Records for the task:
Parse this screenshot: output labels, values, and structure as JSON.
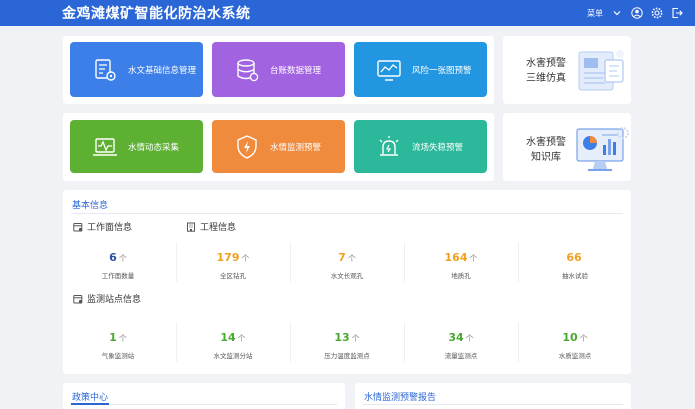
{
  "header": {
    "title": "金鸡滩煤矿智能化防治水系统",
    "menu_label": "菜单"
  },
  "tiles": [
    {
      "label": "水文基础信息管理",
      "color": "#3d7fe8"
    },
    {
      "label": "台账数据管理",
      "color": "#a263e0"
    },
    {
      "label": "风险一张图预警",
      "color": "#2296e0"
    },
    {
      "label": "水情动态采集",
      "color": "#5eb033"
    },
    {
      "label": "水情监测预警",
      "color": "#f08a3c"
    },
    {
      "label": "流场失稳预警",
      "color": "#2cb89a"
    }
  ],
  "side_cards": [
    {
      "line1": "水害预警",
      "line2": "三维仿真"
    },
    {
      "line1": "水害预警",
      "line2": "知识库"
    }
  ],
  "basic_info": {
    "title": "基本信息",
    "work_face_title": "工作面信息",
    "project_title": "工程信息",
    "stats_row1": [
      {
        "value": "6",
        "unit": "个",
        "label": "工作面数量",
        "color": "#2a4fa8"
      },
      {
        "value": "179",
        "unit": "个",
        "label": "全区钻孔",
        "color": "#f0a020"
      },
      {
        "value": "7",
        "unit": "个",
        "label": "水文长观孔",
        "color": "#f0a020"
      },
      {
        "value": "164",
        "unit": "个",
        "label": "地质孔",
        "color": "#f0a020"
      },
      {
        "value": "66",
        "unit": "",
        "label": "抽水试验",
        "color": "#f0a020"
      }
    ],
    "station_title": "监测站点信息",
    "stats_row2": [
      {
        "value": "1",
        "unit": "个",
        "label": "气象监测站",
        "color": "#4aa832"
      },
      {
        "value": "14",
        "unit": "个",
        "label": "水文监测分站",
        "color": "#4aa832"
      },
      {
        "value": "13",
        "unit": "个",
        "label": "压力温度监测点",
        "color": "#4aa832"
      },
      {
        "value": "34",
        "unit": "个",
        "label": "流量监测点",
        "color": "#4aa832"
      },
      {
        "value": "10",
        "unit": "个",
        "label": "水质监测点",
        "color": "#4aa832"
      }
    ]
  },
  "bottom": {
    "left_title": "政策中心",
    "right_title": "水情监测预警报告"
  }
}
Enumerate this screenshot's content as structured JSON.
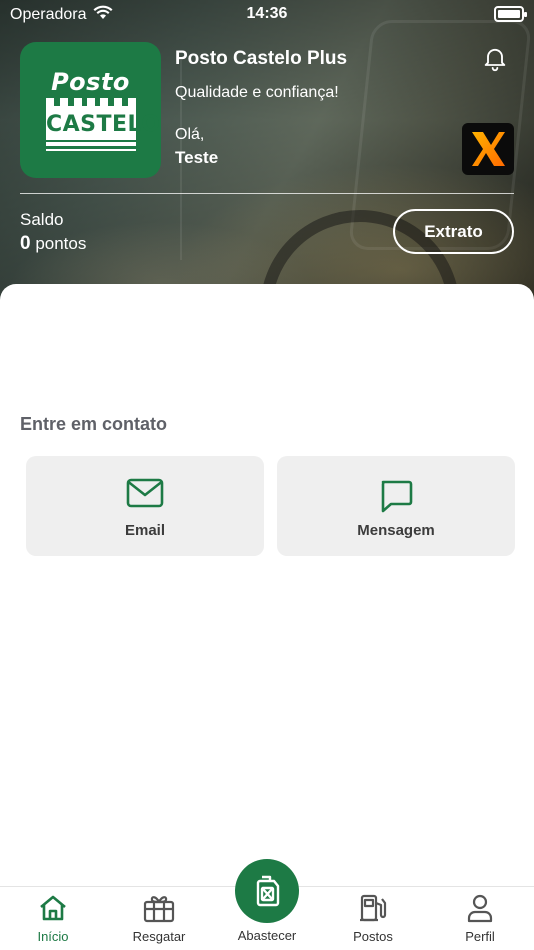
{
  "status_bar": {
    "carrier": "Operadora",
    "time": "14:36"
  },
  "header": {
    "logo": {
      "top_text": "Posto",
      "bottom_text": "CASTELO"
    },
    "store_name": "Posto Castelo Plus",
    "tagline": "Qualidade e confiança!",
    "greeting": "Olá,",
    "username": "Teste",
    "icons": {
      "notifications": "bell-icon",
      "partner": "partner-x-logo"
    }
  },
  "balance": {
    "label": "Saldo",
    "points_value": "0",
    "points_unit": "pontos",
    "statement_button": "Extrato"
  },
  "contact": {
    "title": "Entre em contato",
    "options": [
      {
        "label": "Email",
        "icon": "envelope-icon"
      },
      {
        "label": "Mensagem",
        "icon": "chat-bubble-icon"
      }
    ]
  },
  "tabbar": {
    "items": [
      {
        "label": "Início",
        "icon": "home-icon",
        "active": true
      },
      {
        "label": "Resgatar",
        "icon": "gift-icon",
        "active": false
      },
      {
        "label": "Abastecer",
        "icon": "fuel-can-icon",
        "active": false
      },
      {
        "label": "Postos",
        "icon": "fuel-pump-icon",
        "active": false
      },
      {
        "label": "Perfil",
        "icon": "user-icon",
        "active": false
      }
    ]
  },
  "colors": {
    "brand_green": "#1d7a45",
    "card_bg": "#efefef",
    "muted_text": "#5f6168"
  }
}
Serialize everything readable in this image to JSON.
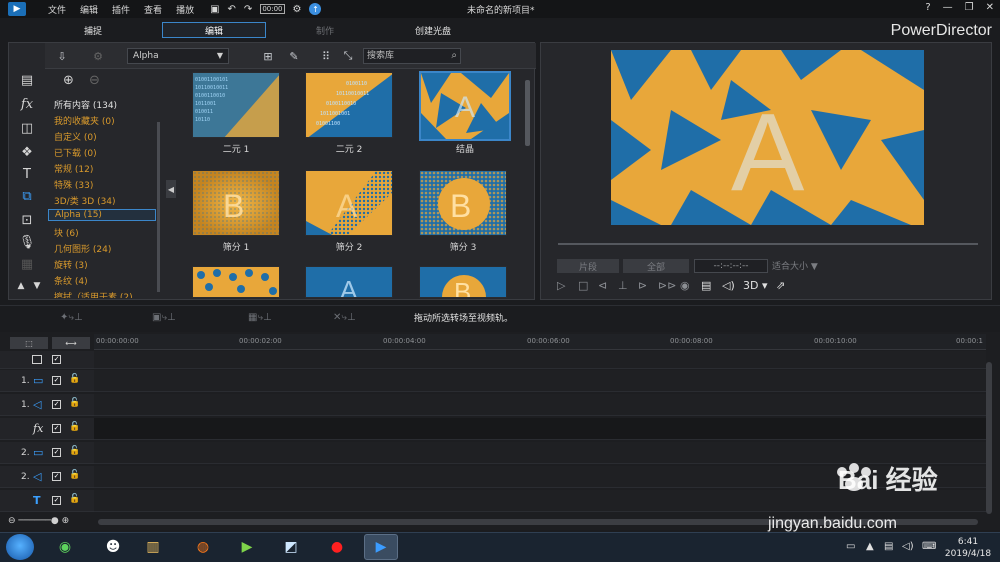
{
  "menu": [
    "文件",
    "编辑",
    "插件",
    "查看",
    "播放"
  ],
  "project_title": "未命名的新项目*",
  "timecode_badge": "00:00",
  "window_controls": [
    "?",
    "—",
    "❐",
    "✕"
  ],
  "modes": [
    {
      "label": "捕捉"
    },
    {
      "label": "编辑"
    },
    {
      "label": "制作"
    },
    {
      "label": "创建光盘"
    }
  ],
  "brand": "PowerDirector",
  "library": {
    "filter_dropdown": "Alpha",
    "search_placeholder": "搜索库"
  },
  "categories": [
    "所有内容 (134)",
    "我的收藏夹 (0)",
    "自定义 (0)",
    "已下载 (0)",
    "常规 (12)",
    "特殊 (33)",
    "3D/类 3D (34)",
    "Alpha (15)",
    "块 (6)",
    "几何图形 (24)",
    "旋转 (3)",
    "条纹 (4)",
    "擦拭（适用于素 (2)"
  ],
  "transitions": [
    {
      "label": "二元 1"
    },
    {
      "label": "二元 2"
    },
    {
      "label": "结晶"
    },
    {
      "label": "筛分 1"
    },
    {
      "label": "筛分 2"
    },
    {
      "label": "筛分 3"
    }
  ],
  "thumb_letters": {
    "b": "B",
    "a": "A"
  },
  "preview": {
    "btn_clip": "片段",
    "btn_movie": "全部",
    "timecode": "--:--:--:--",
    "fit": "适合大小",
    "mode_3d": "3D"
  },
  "timeline": {
    "hint": "拖动所选转场至视频轨。",
    "ticks": [
      "00:00:00:00",
      "00:00:02:00",
      "00:00:04:00",
      "00:00:06:00",
      "00:00:08:00",
      "00:00:10:00",
      "00:00:1"
    ],
    "tracks": [
      {
        "num": "1.",
        "icon": "video-track-icon"
      },
      {
        "num": "1.",
        "icon": "audio-track-icon"
      },
      {
        "num": "",
        "icon": "fx-track-icon"
      },
      {
        "num": "2.",
        "icon": "video-track-icon"
      },
      {
        "num": "2.",
        "icon": "audio-track-icon"
      },
      {
        "num": "",
        "icon": "title-track-icon"
      }
    ]
  },
  "taskbar": {
    "time": "6:41",
    "date": "2019/4/18"
  },
  "watermark": {
    "text": "Bai 经验",
    "url": "jingyan.baidu.com"
  },
  "colors": {
    "accent": "#3b86c9",
    "category_text": "#d99a2c",
    "transition_gold": "#e8a73a",
    "transition_blue": "#1f6ea8"
  }
}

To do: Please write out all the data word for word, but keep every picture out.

Solution to this task:
Parse this screenshot: output labels, values, and structure as JSON.
{
  "header": {
    "title": "金鸡滩煤矿智能化防治水系统",
    "menu_label": "菜单"
  },
  "tiles": [
    {
      "label": "水文基础信息管理",
      "color": "#3d7fe8"
    },
    {
      "label": "台账数据管理",
      "color": "#a263e0"
    },
    {
      "label": "风险一张图预警",
      "color": "#2296e0"
    },
    {
      "label": "水情动态采集",
      "color": "#5eb033"
    },
    {
      "label": "水情监测预警",
      "color": "#f08a3c"
    },
    {
      "label": "流场失稳预警",
      "color": "#2cb89a"
    }
  ],
  "side_cards": [
    {
      "line1": "水害预警",
      "line2": "三维仿真"
    },
    {
      "line1": "水害预警",
      "line2": "知识库"
    }
  ],
  "basic_info": {
    "title": "基本信息",
    "work_face_title": "工作面信息",
    "project_title": "工程信息",
    "stats_row1": [
      {
        "value": "6",
        "unit": "个",
        "label": "工作面数量",
        "color": "#2a4fa8"
      },
      {
        "value": "179",
        "unit": "个",
        "label": "全区钻孔",
        "color": "#f0a020"
      },
      {
        "value": "7",
        "unit": "个",
        "label": "水文长观孔",
        "color": "#f0a020"
      },
      {
        "value": "164",
        "unit": "个",
        "label": "地质孔",
        "color": "#f0a020"
      },
      {
        "value": "66",
        "unit": "",
        "label": "抽水试验",
        "color": "#f0a020"
      }
    ],
    "station_title": "监测站点信息",
    "stats_row2": [
      {
        "value": "1",
        "unit": "个",
        "label": "气象监测站",
        "color": "#4aa832"
      },
      {
        "value": "14",
        "unit": "个",
        "label": "水文监测分站",
        "color": "#4aa832"
      },
      {
        "value": "13",
        "unit": "个",
        "label": "压力温度监测点",
        "color": "#4aa832"
      },
      {
        "value": "34",
        "unit": "个",
        "label": "流量监测点",
        "color": "#4aa832"
      },
      {
        "value": "10",
        "unit": "个",
        "label": "水质监测点",
        "color": "#4aa832"
      }
    ]
  },
  "bottom": {
    "left_title": "政策中心",
    "right_title": "水情监测预警报告"
  }
}
Enumerate this screenshot's content as structured JSON.
{
  "status_bar": {
    "carrier": "Operadora",
    "time": "14:36"
  },
  "header": {
    "logo": {
      "top_text": "Posto",
      "bottom_text": "CASTELO"
    },
    "store_name": "Posto Castelo Plus",
    "tagline": "Qualidade e confiança!",
    "greeting": "Olá,",
    "username": "Teste",
    "icons": {
      "notifications": "bell-icon",
      "partner": "partner-x-logo"
    }
  },
  "balance": {
    "label": "Saldo",
    "points_value": "0",
    "points_unit": "pontos",
    "statement_button": "Extrato"
  },
  "contact": {
    "title": "Entre em contato",
    "options": [
      {
        "label": "Email",
        "icon": "envelope-icon"
      },
      {
        "label": "Mensagem",
        "icon": "chat-bubble-icon"
      }
    ]
  },
  "tabbar": {
    "items": [
      {
        "label": "Início",
        "icon": "home-icon",
        "active": true
      },
      {
        "label": "Resgatar",
        "icon": "gift-icon",
        "active": false
      },
      {
        "label": "Abastecer",
        "icon": "fuel-can-icon",
        "active": false
      },
      {
        "label": "Postos",
        "icon": "fuel-pump-icon",
        "active": false
      },
      {
        "label": "Perfil",
        "icon": "user-icon",
        "active": false
      }
    ]
  },
  "colors": {
    "brand_green": "#1d7a45",
    "card_bg": "#efefef",
    "muted_text": "#5f6168"
  }
}
Serialize everything readable in this image to JSON.
{
  "menu": [
    "文件",
    "编辑",
    "插件",
    "查看",
    "播放"
  ],
  "project_title": "未命名的新项目*",
  "timecode_badge": "00:00",
  "window_controls": [
    "?",
    "—",
    "❐",
    "✕"
  ],
  "modes": [
    {
      "label": "捕捉"
    },
    {
      "label": "编辑"
    },
    {
      "label": "制作"
    },
    {
      "label": "创建光盘"
    }
  ],
  "brand": "PowerDirector",
  "library": {
    "filter_dropdown": "Alpha",
    "search_placeholder": "搜索库"
  },
  "categories": [
    "所有内容 (134)",
    "我的收藏夹 (0)",
    "自定义 (0)",
    "已下载 (0)",
    "常规 (12)",
    "特殊 (33)",
    "3D/类 3D (34)",
    "Alpha (15)",
    "块 (6)",
    "几何图形 (24)",
    "旋转 (3)",
    "条纹 (4)",
    "擦拭（适用于素 (2)"
  ],
  "transitions": [
    {
      "label": "二元 1"
    },
    {
      "label": "二元 2"
    },
    {
      "label": "结晶"
    },
    {
      "label": "筛分 1"
    },
    {
      "label": "筛分 2"
    },
    {
      "label": "筛分 3"
    }
  ],
  "thumb_letters": {
    "b": "B",
    "a": "A"
  },
  "preview": {
    "btn_clip": "片段",
    "btn_movie": "全部",
    "timecode": "--:--:--:--",
    "fit": "适合大小",
    "mode_3d": "3D"
  },
  "timeline": {
    "hint": "拖动所选转场至视频轨。",
    "ticks": [
      "00:00:00:00",
      "00:00:02:00",
      "00:00:04:00",
      "00:00:06:00",
      "00:00:08:00",
      "00:00:10:00",
      "00:00:1"
    ],
    "tracks": [
      {
        "num": "1.",
        "icon": "video-track-icon"
      },
      {
        "num": "1.",
        "icon": "audio-track-icon"
      },
      {
        "num": "",
        "icon": "fx-track-icon"
      },
      {
        "num": "2.",
        "icon": "video-track-icon"
      },
      {
        "num": "2.",
        "icon": "audio-track-icon"
      },
      {
        "num": "",
        "icon": "title-track-icon"
      }
    ]
  },
  "taskbar": {
    "time": "6:41",
    "date": "2019/4/18"
  },
  "watermark": {
    "text": "Bai 经验",
    "url": "jingyan.baidu.com"
  },
  "colors": {
    "accent": "#3b86c9",
    "category_text": "#d99a2c",
    "transition_gold": "#e8a73a",
    "transition_blue": "#1f6ea8"
  }
}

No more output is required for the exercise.